Its wealth of prehistoric sites boast some of the most important finds in Europe and new discoveries from the age of the dinosaurs and prehistoric man come almost by month.
FOSSIL: Skull found in Atapuerca
The Olive Press, Spain
The most recent came in Teruel, when researchers at the now world-famous Dinopolis Foundation found a femur – the largest ever found – that would have belonged to a giant Turiasaurus Riodevensis that lived 145 million years ago.
Making the animal 98 feet tall – or as large as a house – it is further proof that Spain really is the land that time forgot.”
“When it was created by a low earthen dam in 1965 by the Ziegler family, Ziegler Reservoir became a sparkling little lake that partially filled a shallow bowl of earth, surrounded by low hills covered in scrub oak and aspen trees.
But before the Zieglers built that dam, there was once an ancient glacial lake in the natural depression below the Snowmass Ski Area.
The lake, apparently created as the glaciers from the last ice age retreated, had filled in over time filled with clay, peat, and beautifully laminated silt over a bed of red and rocky glacial moraine.
And as the Snowmass Water and Sanitation sought to dig out the reservoir so it could store more water behind a new dam, the huge beasts that stalked the edge of the lake at least 12,800 years ago have been brought back to life in the collective imagination of Snowmass Village.”
“Stone Age humans were only able to develop relatively advanced tools after their brains evolved a greater capacity for complex thought, according to a new study that investigates why it took early humans almost two million years to move from razor-sharp stones to a hand-held stone axe.
Researchers used computer modelling and tiny sensors embedded in gloves to assess the complex hand skills that early humans needed in order to make two types of tools during the Lower Palaeolithic period, which began around 2.5 million years ago.
The cross-disciplinary team, involving researchers from Imperial College London, employed a craftsperson called a flintnapper to faithfully replicate ancient tool-making techniques.
Reporting in the online journal PLoS ONE, the team say that comparing the manufacturing techniques used for both Stone Age tools provides evidence of how the human brain and human behaviour evolved during the Lower Palaeolithic period.”
“The excavation site of a half-circle dragon-shaped topaz object, the first dragon-shaped art object in China, was recently identified by archaeologists from the Ongniud Banner Museum and the Inner Mongolia Archaeological Team from the Institute of Archaeology under the Chinese Academy of Social Sciences (CASS) after two years of field investigations.
The academic question as to where the topaz object was unearthed was finally answered after puzzling archaeologists for more than 20 years.
The topaz object was donated to the Ongniud Banner Museum in 1987, and later listed among Class A relics under state protection.

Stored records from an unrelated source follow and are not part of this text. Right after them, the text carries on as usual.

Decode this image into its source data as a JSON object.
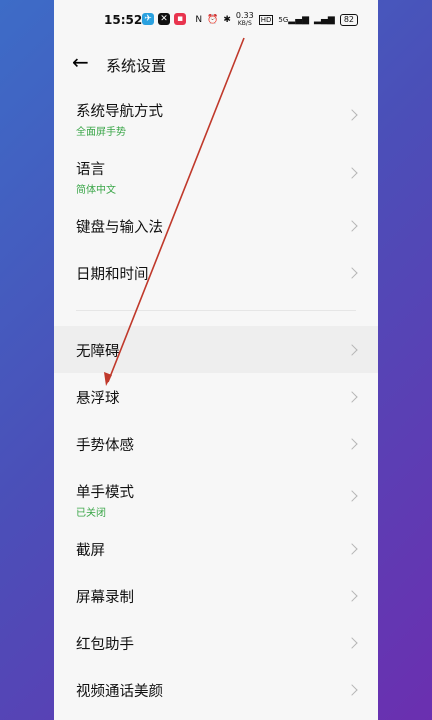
{
  "status": {
    "time": "15:52",
    "speed": "0.33",
    "speed_unit": "KB/S",
    "hd": "HD",
    "network": "5G",
    "battery": "82"
  },
  "header": {
    "title": "系统设置"
  },
  "group1": [
    {
      "label": "系统导航方式",
      "sub": "全面屏手势"
    },
    {
      "label": "语言",
      "sub": "简体中文"
    },
    {
      "label": "键盘与输入法"
    },
    {
      "label": "日期和时间"
    }
  ],
  "group2": [
    {
      "label": "无障碍"
    },
    {
      "label": "悬浮球"
    },
    {
      "label": "手势体感"
    },
    {
      "label": "单手模式",
      "sub": "已关闭"
    },
    {
      "label": "截屏"
    },
    {
      "label": "屏幕录制"
    },
    {
      "label": "红包助手"
    },
    {
      "label": "视频通话美颜"
    }
  ],
  "colors": {
    "accent_green": "#3aa648",
    "annotation_red": "#c0392b"
  }
}
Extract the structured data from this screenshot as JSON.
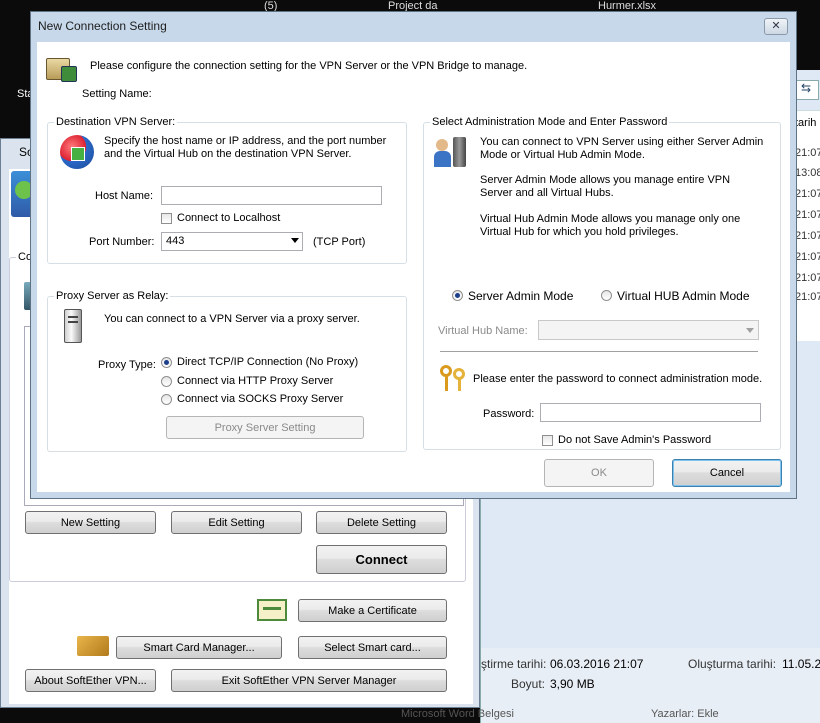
{
  "background": {
    "top_icons": [
      "Project da",
      "(5)",
      "Hurmer.xlsx"
    ],
    "desktop_text": "Sta",
    "explorer": {
      "column_header": "tarih",
      "times": [
        "21:07",
        "13:08",
        "21:07",
        "21:07",
        "21:07",
        "21:07",
        "21:07",
        "21:07"
      ],
      "created_label": "ştirme tarihi:",
      "created_value": "06.03.2016 21:07",
      "created2_label": "Oluşturma tarihi:",
      "created2_value": "11.05.20",
      "size_label": "Boyut:",
      "size_value": "3,90 MB",
      "bottom_left": "Microsoft Word Belgesi",
      "bottom_right": "Yazarlar: Ekle"
    }
  },
  "manager": {
    "title": "So",
    "group_label": "Co",
    "buttons": {
      "new_setting": "New Setting",
      "edit_setting": "Edit Setting",
      "delete_setting": "Delete Setting",
      "connect": "Connect",
      "make_certificate": "Make a Certificate",
      "smart_card_manager": "Smart Card Manager...",
      "select_smart_card": "Select Smart card...",
      "about": "About SoftEther VPN...",
      "exit": "Exit SoftEther VPN Server Manager"
    }
  },
  "dialog": {
    "title": "New Connection Setting",
    "close_glyph": "✕",
    "intro": "Please configure the connection setting for the VPN Server or the VPN Bridge to manage.",
    "setting_name_label": "Setting Name:",
    "destination": {
      "title": "Destination VPN Server:",
      "desc1": "Specify the host name or IP address, and the port number",
      "desc2": "and the Virtual Hub on the destination VPN Server.",
      "host_label": "Host Name:",
      "host_value": "",
      "localhost_label": "Connect to Localhost",
      "port_label": "Port Number:",
      "port_value": "443",
      "tcp_port": "(TCP Port)"
    },
    "proxy": {
      "title": "Proxy Server as Relay:",
      "desc": "You can connect to a VPN Server via a proxy server.",
      "type_label": "Proxy Type:",
      "options": [
        "Direct TCP/IP Connection (No Proxy)",
        "Connect via HTTP Proxy Server",
        "Connect via SOCKS Proxy Server"
      ],
      "selected": "Direct TCP/IP Connection (No Proxy)",
      "setting_button": "Proxy Server Setting"
    },
    "admin": {
      "title": "Select Administration Mode and Enter Password",
      "p1a": "You can connect to VPN Server using either Server Admin",
      "p1b": "Mode or Virtual Hub Admin Mode.",
      "p2a": "Server Admin Mode allows you manage entire VPN",
      "p2b": "Server and all Virtual Hubs.",
      "p3a": "Virtual Hub Admin Mode allows you manage only one",
      "p3b": "Virtual Hub for which you hold privileges.",
      "server_mode": "Server Admin Mode",
      "hub_mode": "Virtual HUB Admin Mode",
      "hub_name_label": "Virtual Hub Name:",
      "hub_name_value": "",
      "password_prompt": "Please enter the password to connect administration mode.",
      "password_label": "Password:",
      "password_value": "",
      "no_save_label": "Do not Save Admin's Password"
    },
    "ok_button": "OK",
    "cancel_button": "Cancel"
  }
}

Generally regarded as the first dragon-shaped art object in China, the object has been the subject of great attention from domestic and foreign archaeologists who are interested in Hongshan Culture. ”
[In October 1900, Captain Dimitrious Kondos was leading a team of sponge divers near the the island of Antikythera off the coast of Greece. They noticed a shipwreck about 180 feet below the surface and began to investigate. Amongst the artifacts that they brought up was a coral-encrusted piece of metal that later archaeologists found was some sort of gear wheel.

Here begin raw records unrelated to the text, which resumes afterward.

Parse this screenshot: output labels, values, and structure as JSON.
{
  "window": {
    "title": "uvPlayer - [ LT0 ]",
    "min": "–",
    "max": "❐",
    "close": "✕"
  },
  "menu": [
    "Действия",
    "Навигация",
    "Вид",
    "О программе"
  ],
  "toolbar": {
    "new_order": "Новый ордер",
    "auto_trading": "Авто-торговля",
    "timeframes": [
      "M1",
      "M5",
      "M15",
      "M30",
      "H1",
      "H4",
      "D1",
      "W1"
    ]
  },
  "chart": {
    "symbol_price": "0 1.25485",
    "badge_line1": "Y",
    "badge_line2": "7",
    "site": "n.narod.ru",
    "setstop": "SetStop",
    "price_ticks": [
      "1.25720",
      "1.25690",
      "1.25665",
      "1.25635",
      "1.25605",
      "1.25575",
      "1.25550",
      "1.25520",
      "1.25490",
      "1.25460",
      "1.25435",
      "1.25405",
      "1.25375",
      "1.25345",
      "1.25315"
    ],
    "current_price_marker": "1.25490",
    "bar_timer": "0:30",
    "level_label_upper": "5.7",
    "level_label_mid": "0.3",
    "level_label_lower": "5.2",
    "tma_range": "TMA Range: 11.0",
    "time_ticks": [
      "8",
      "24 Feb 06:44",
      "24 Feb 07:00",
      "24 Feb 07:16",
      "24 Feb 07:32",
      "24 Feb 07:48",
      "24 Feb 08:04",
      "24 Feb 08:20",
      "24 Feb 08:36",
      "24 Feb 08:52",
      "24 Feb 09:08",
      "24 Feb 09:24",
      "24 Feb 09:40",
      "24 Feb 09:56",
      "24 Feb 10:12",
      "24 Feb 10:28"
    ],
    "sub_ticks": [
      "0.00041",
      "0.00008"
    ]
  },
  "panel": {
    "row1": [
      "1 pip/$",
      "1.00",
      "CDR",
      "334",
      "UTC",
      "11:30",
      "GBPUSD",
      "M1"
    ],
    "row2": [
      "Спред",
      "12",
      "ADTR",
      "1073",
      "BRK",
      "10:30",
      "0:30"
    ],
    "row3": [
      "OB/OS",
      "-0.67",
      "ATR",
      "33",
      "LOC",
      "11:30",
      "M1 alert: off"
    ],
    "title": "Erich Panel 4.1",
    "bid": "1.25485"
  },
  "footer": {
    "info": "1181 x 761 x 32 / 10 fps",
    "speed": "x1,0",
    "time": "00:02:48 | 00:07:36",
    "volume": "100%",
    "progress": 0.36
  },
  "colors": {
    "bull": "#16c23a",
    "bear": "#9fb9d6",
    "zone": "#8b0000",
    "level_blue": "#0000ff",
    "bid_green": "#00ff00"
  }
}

The rest of the artifacts, along with the shape of the boat, suggested a date around 2000 years ago, which made the find one of the most anomalous that had ever been recovered from the Greek seas. It became known as The Antikythera Mechanism.
In 2006 the journal “Nature” published a letter, and another paper about the mechanism was published in 2008, detailing the findings of Prof. Mike G. Edmunds of Cardiff University. Using high-resolution X-ray tomography to study the fragments of the anomalous Antikythera Mechanism, they found that it was in fact a bronze mechanical analog computer that could be used to calculate the astronomical positions and various cycles of the Moon – as seen from the Earth: – Ed]
More news stories and websites about The Antikythera mechanism